◆ YOUR TASK
Could you return all of the entries below exactly, minus the pictures?

◆ RECORDS SUPPLIED
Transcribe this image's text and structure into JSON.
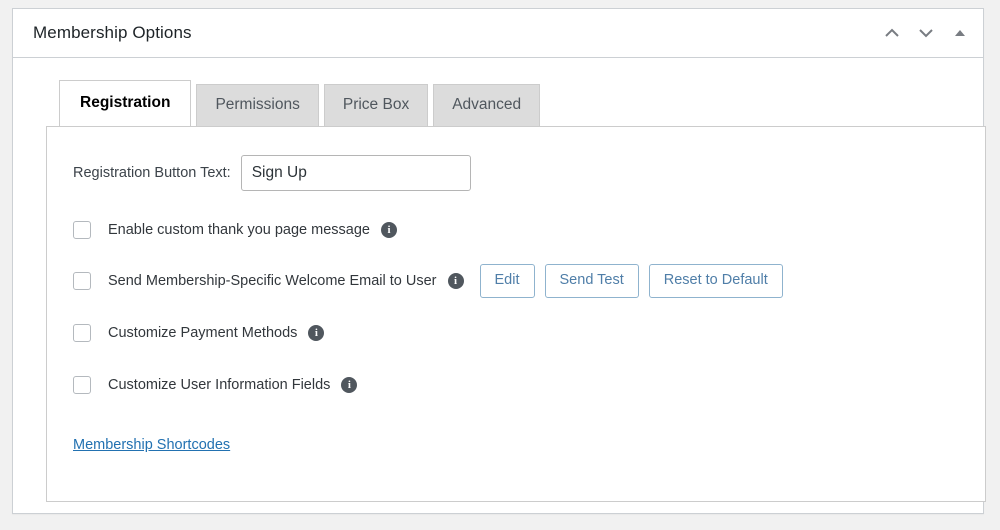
{
  "panel": {
    "title": "Membership Options",
    "header_actions": [
      {
        "name": "move-up-button",
        "icon": "chevron-up-icon"
      },
      {
        "name": "move-down-button",
        "icon": "chevron-down-icon"
      },
      {
        "name": "toggle-panel-button",
        "icon": "triangle-up-icon"
      }
    ]
  },
  "tabs": [
    {
      "label": "Registration",
      "active": true
    },
    {
      "label": "Permissions",
      "active": false
    },
    {
      "label": "Price Box",
      "active": false
    },
    {
      "label": "Advanced",
      "active": false
    }
  ],
  "form": {
    "registration_button_text": {
      "label": "Registration Button Text:",
      "value": "Sign Up",
      "placeholder": ""
    },
    "checkboxes": [
      {
        "label": "Enable custom thank you page message",
        "checked": false,
        "info": "i"
      },
      {
        "label": "Send Membership-Specific Welcome Email to User",
        "checked": false,
        "info": "i",
        "buttons": [
          "Edit",
          "Send Test",
          "Reset to Default"
        ]
      },
      {
        "label": "Customize Payment Methods",
        "checked": false,
        "info": "i"
      },
      {
        "label": "Customize User Information Fields",
        "checked": false,
        "info": "i"
      }
    ],
    "shortcodes_link": "Membership Shortcodes"
  },
  "colors": {
    "page_background": "#f1f1f1",
    "panel_background": "#ffffff",
    "panel_border": "#ccd0d4",
    "tab_inactive_bg": "#dcdcdc",
    "link_blue": "#2271b1",
    "button_blue": "#4f7ea8",
    "button_border_blue": "#8fb3ce",
    "info_icon_bg": "#50575e"
  }
}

◆ TASK SOLUTION
Transcribe this image's text and structure into JSON.
{
  "panel": {
    "title": "Membership Options",
    "header_actions": [
      {
        "name": "move-up-button",
        "icon": "chevron-up-icon"
      },
      {
        "name": "move-down-button",
        "icon": "chevron-down-icon"
      },
      {
        "name": "toggle-panel-button",
        "icon": "triangle-up-icon"
      }
    ]
  },
  "tabs": [
    {
      "label": "Registration",
      "active": true
    },
    {
      "label": "Permissions",
      "active": false
    },
    {
      "label": "Price Box",
      "active": false
    },
    {
      "label": "Advanced",
      "active": false
    }
  ],
  "form": {
    "registration_button_text": {
      "label": "Registration Button Text:",
      "value": "Sign Up",
      "placeholder": ""
    },
    "checkboxes": [
      {
        "label": "Enable custom thank you page message",
        "checked": false,
        "info": "i"
      },
      {
        "label": "Send Membership-Specific Welcome Email to User",
        "checked": false,
        "info": "i",
        "buttons": [
          "Edit",
          "Send Test",
          "Reset to Default"
        ]
      },
      {
        "label": "Customize Payment Methods",
        "checked": false,
        "info": "i"
      },
      {
        "label": "Customize User Information Fields",
        "checked": false,
        "info": "i"
      }
    ],
    "shortcodes_link": "Membership Shortcodes"
  },
  "colors": {
    "page_background": "#f1f1f1",
    "panel_background": "#ffffff",
    "panel_border": "#ccd0d4",
    "tab_inactive_bg": "#dcdcdc",
    "link_blue": "#2271b1",
    "button_blue": "#4f7ea8",
    "button_border_blue": "#8fb3ce",
    "info_icon_bg": "#50575e"
  }
}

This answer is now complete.